[PROVIDED ENTRIES Boundary: Start]

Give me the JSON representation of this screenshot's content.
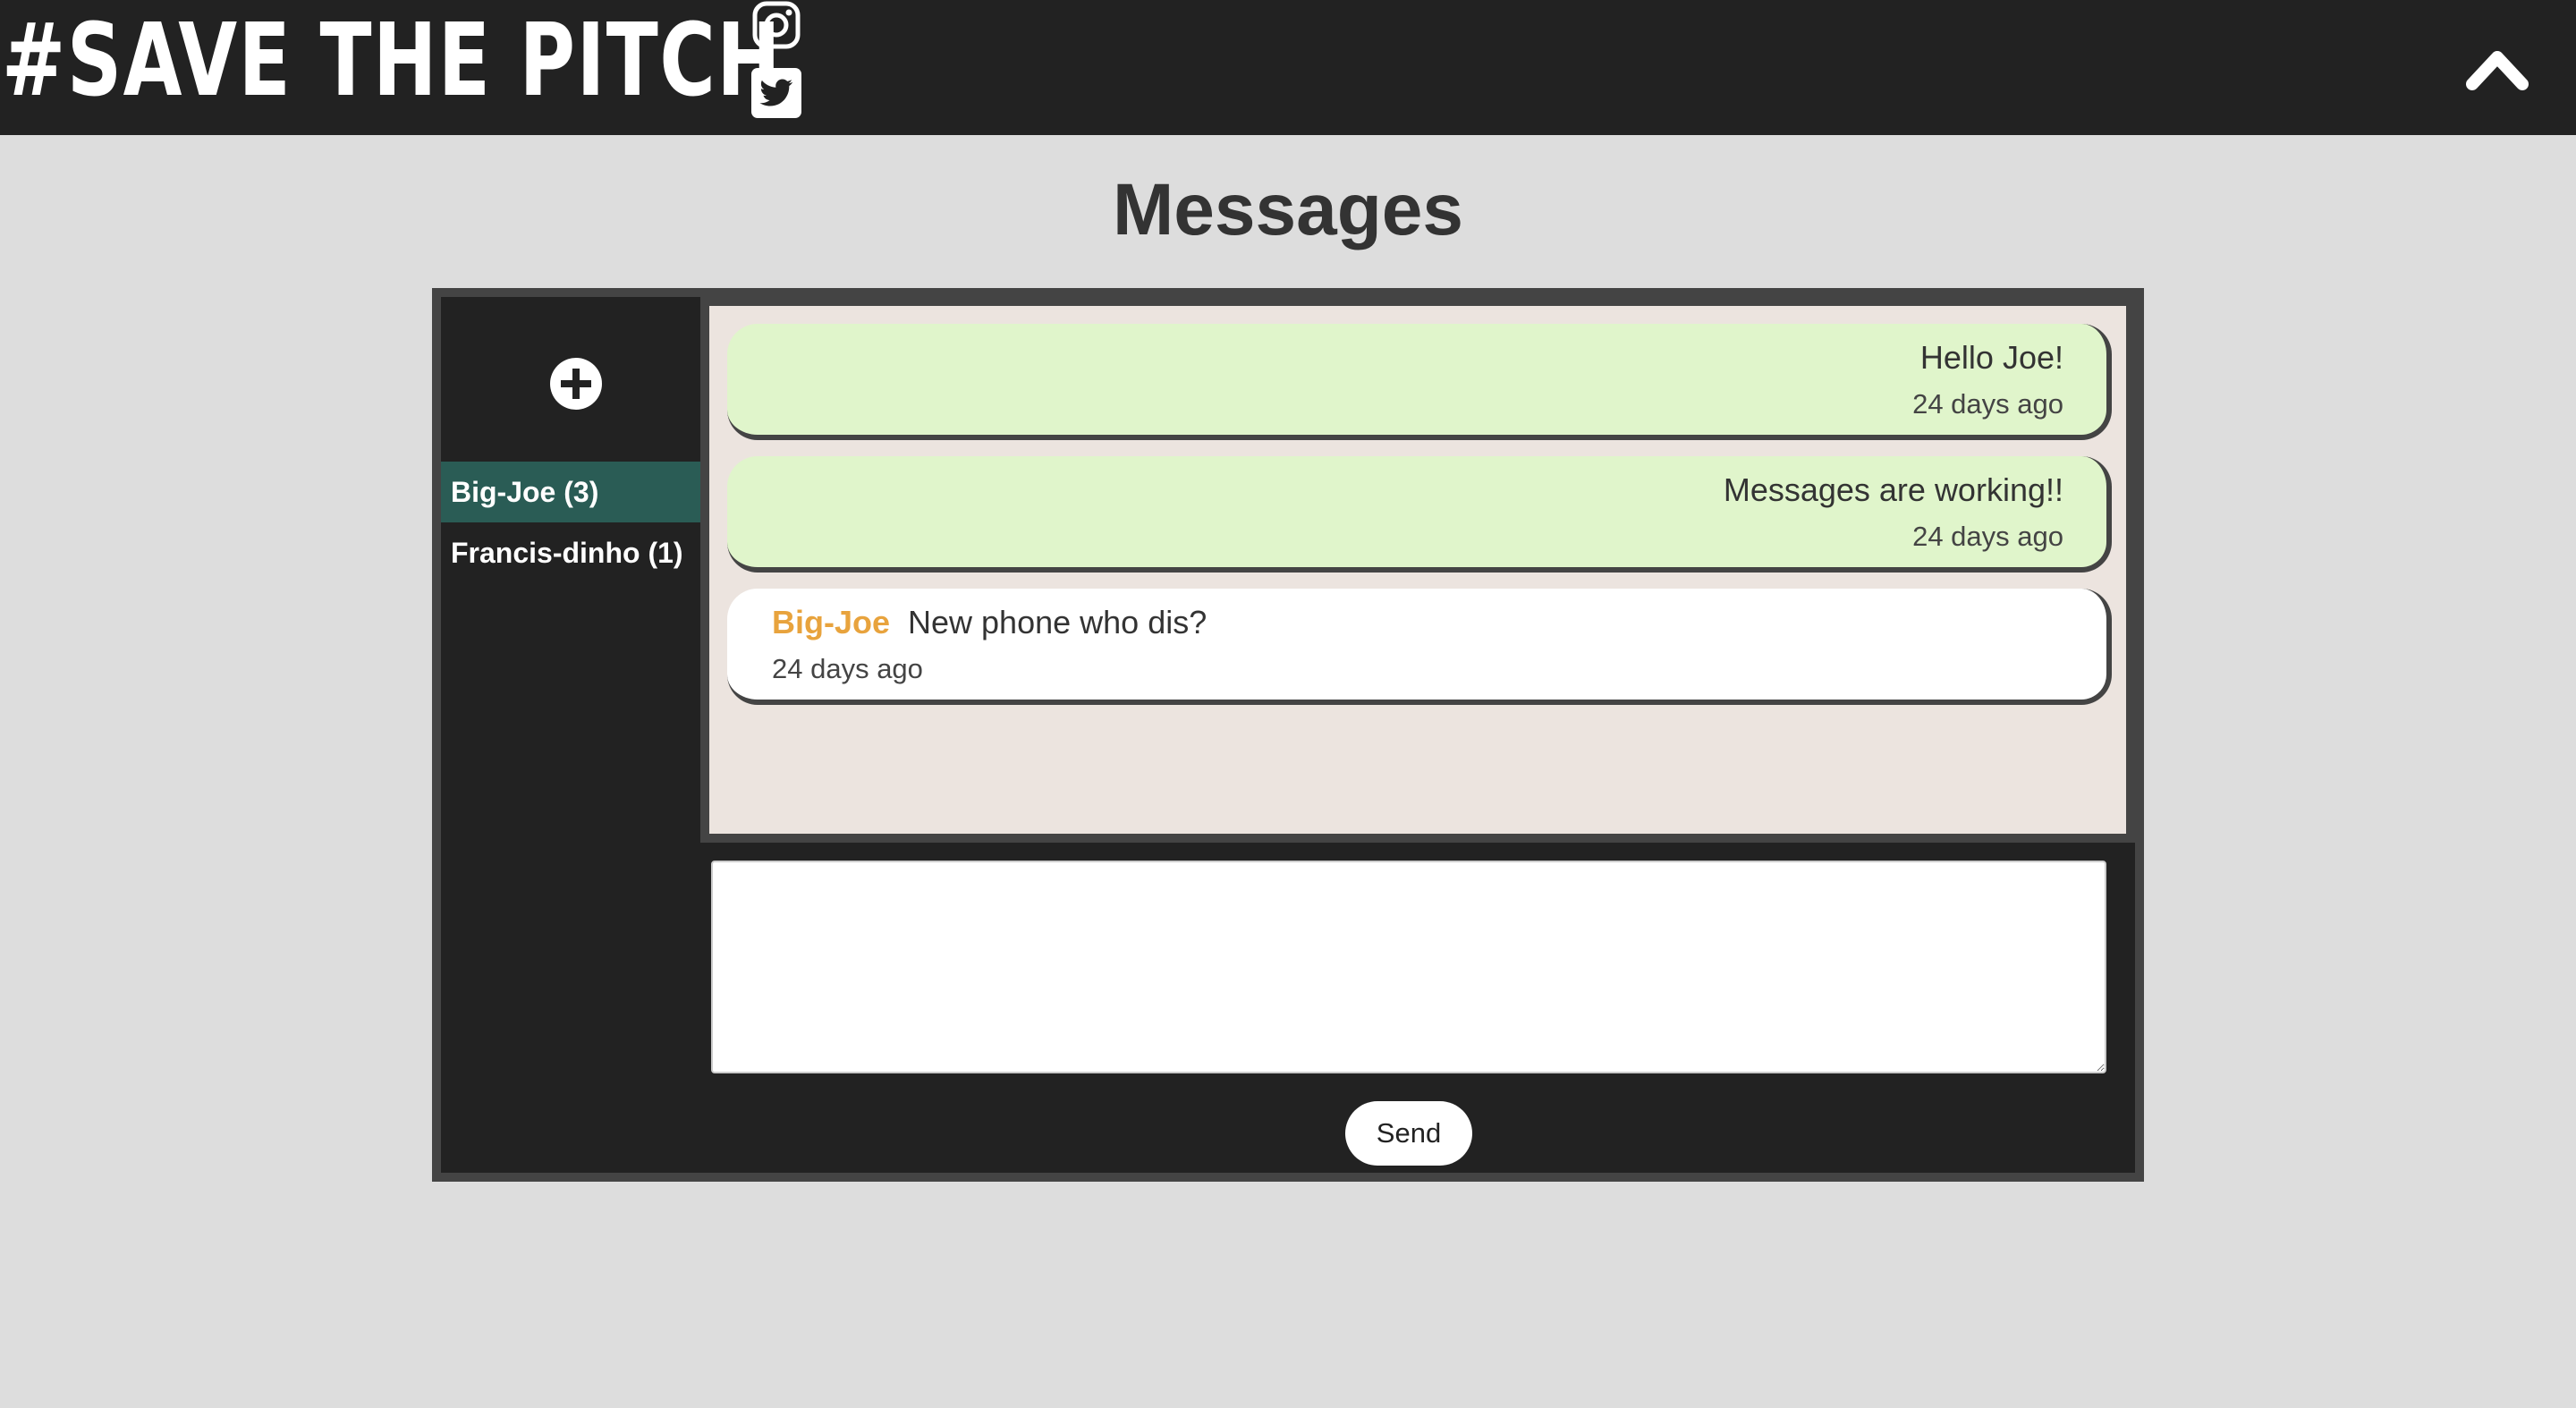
{
  "header": {
    "brand_title": "#SAVE THE PITCH",
    "social_icons": [
      "instagram-icon",
      "twitter-icon"
    ],
    "scroll_top_icon": "chevron-up-icon",
    "colors": {
      "background": "#222222",
      "text": "#ffffff"
    }
  },
  "page": {
    "title": "Messages",
    "background": "#dddddd"
  },
  "sidebar": {
    "new_conversation_icon": "plus-circle-icon",
    "contacts": [
      {
        "label": "Big-Joe (3)",
        "active": true
      },
      {
        "label": "Francis-dinho (1)",
        "active": false
      }
    ],
    "active_color": "#2a5c55"
  },
  "thread": {
    "messages": [
      {
        "direction": "outgoing",
        "text": "Hello Joe!",
        "time": "24 days ago"
      },
      {
        "direction": "outgoing",
        "text": "Messages are working!!",
        "time": "24 days ago"
      },
      {
        "direction": "incoming",
        "sender": "Big-Joe",
        "text": "New phone who dis?",
        "time": "24 days ago"
      }
    ],
    "colors": {
      "outgoing": "#e0f5cb",
      "incoming": "#ffffff",
      "sender": "#e8a33d",
      "background": "#ece4df"
    }
  },
  "composer": {
    "input_value": "",
    "input_placeholder": "",
    "send_label": "Send"
  }
}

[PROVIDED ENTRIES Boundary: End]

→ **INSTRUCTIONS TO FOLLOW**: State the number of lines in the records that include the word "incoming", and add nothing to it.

→ **RESULT OF THIS TASK**: 2